Despite the weather, there were always adventuresome souls who loved being outdoors. Get a little exercise and watch the world go by the Intracoastal Waterway - this is Janine who didn't let any weather bother her.
An early plantation on the outskirts of Savannah now in the hands of the Georgia State Parks Department, Wormsloe features this arcade lined entrance with live oaks. This image only hints at the length of the mile and a half driveway.
Savannah's oldest and largest Live Oak can be found at the edge of the "Magnificent Oaks" subdivision.
It is over 300 years old and was growing before Georgia was named a British colony.
Fort Pulaski was deemed,"As strong as the Rocky Mountains" and completed in 1847 as a Federal stronghold designed against "foreign" invaders. The Fort fell into Confederate hands at the beginning of the Civil War.
With in months of the start of the Civil War, Fort Pulaski faced it's first test as a stronghold. After only a day and a half bombardment of the fort by Union forces, the Confederates raised the white flag. The Feds were successful in retaking the fort due to a new "rifled" big bore cannon which easily covered a greater distance and delivered a more accurately explosive shell. Rifling (the helical groves cut into the inside of a barrel) is now common in most every pistol and rifle.
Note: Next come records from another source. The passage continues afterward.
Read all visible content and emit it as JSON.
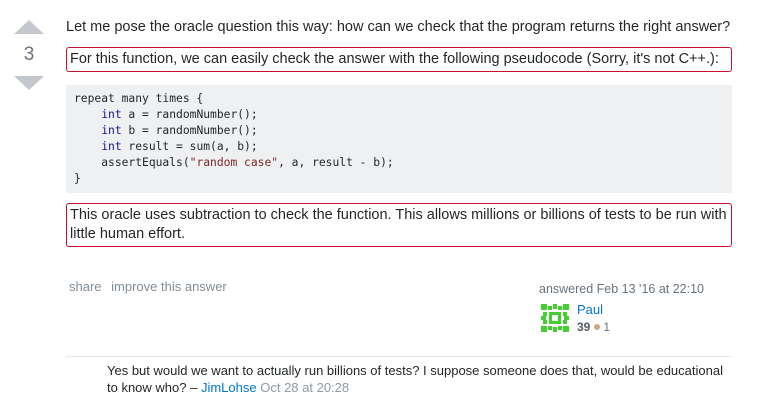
{
  "vote": {
    "count": "3"
  },
  "post": {
    "paragraph1": "Let me pose the oracle question this way: how can we check that the program returns the right answer?",
    "paragraph2": "For this function, we can easily check the answer with the following pseudocode (Sorry, it's not C++.):",
    "code": {
      "l1": "repeat many times {",
      "l2_kw": "int",
      "l2_rest": " a = randomNumber();",
      "l3_kw": "int",
      "l3_rest": " b = randomNumber();",
      "l4_kw": "int",
      "l4_rest": " result = sum(a, b);",
      "l5_pre": "assertEquals(",
      "l5_str": "\"random case\"",
      "l5_post": ", a, result - b);",
      "l6": "}"
    },
    "paragraph3": "This oracle uses subtraction to check the function. This allows millions or billions of tests to be run with little human effort."
  },
  "menu": {
    "share": "share",
    "improve": "improve this answer"
  },
  "signature": {
    "action": "answered Feb 13 '16 at 22:10",
    "username": "Paul",
    "reputation": "39",
    "bronze": "1"
  },
  "comment": {
    "text": "Yes but would we want to actually run billions of tests? I suppose someone does that, would be educational to know who?",
    "separator": " – ",
    "user": "JimLohse",
    "date": "Oct 28 at 20:28"
  },
  "colors": {
    "highlight_border": "#c8102e",
    "link": "#0077cc",
    "avatar": "#42d02e"
  }
}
Even young alligators look old
How old is Savannah? Let's just say it is still aging.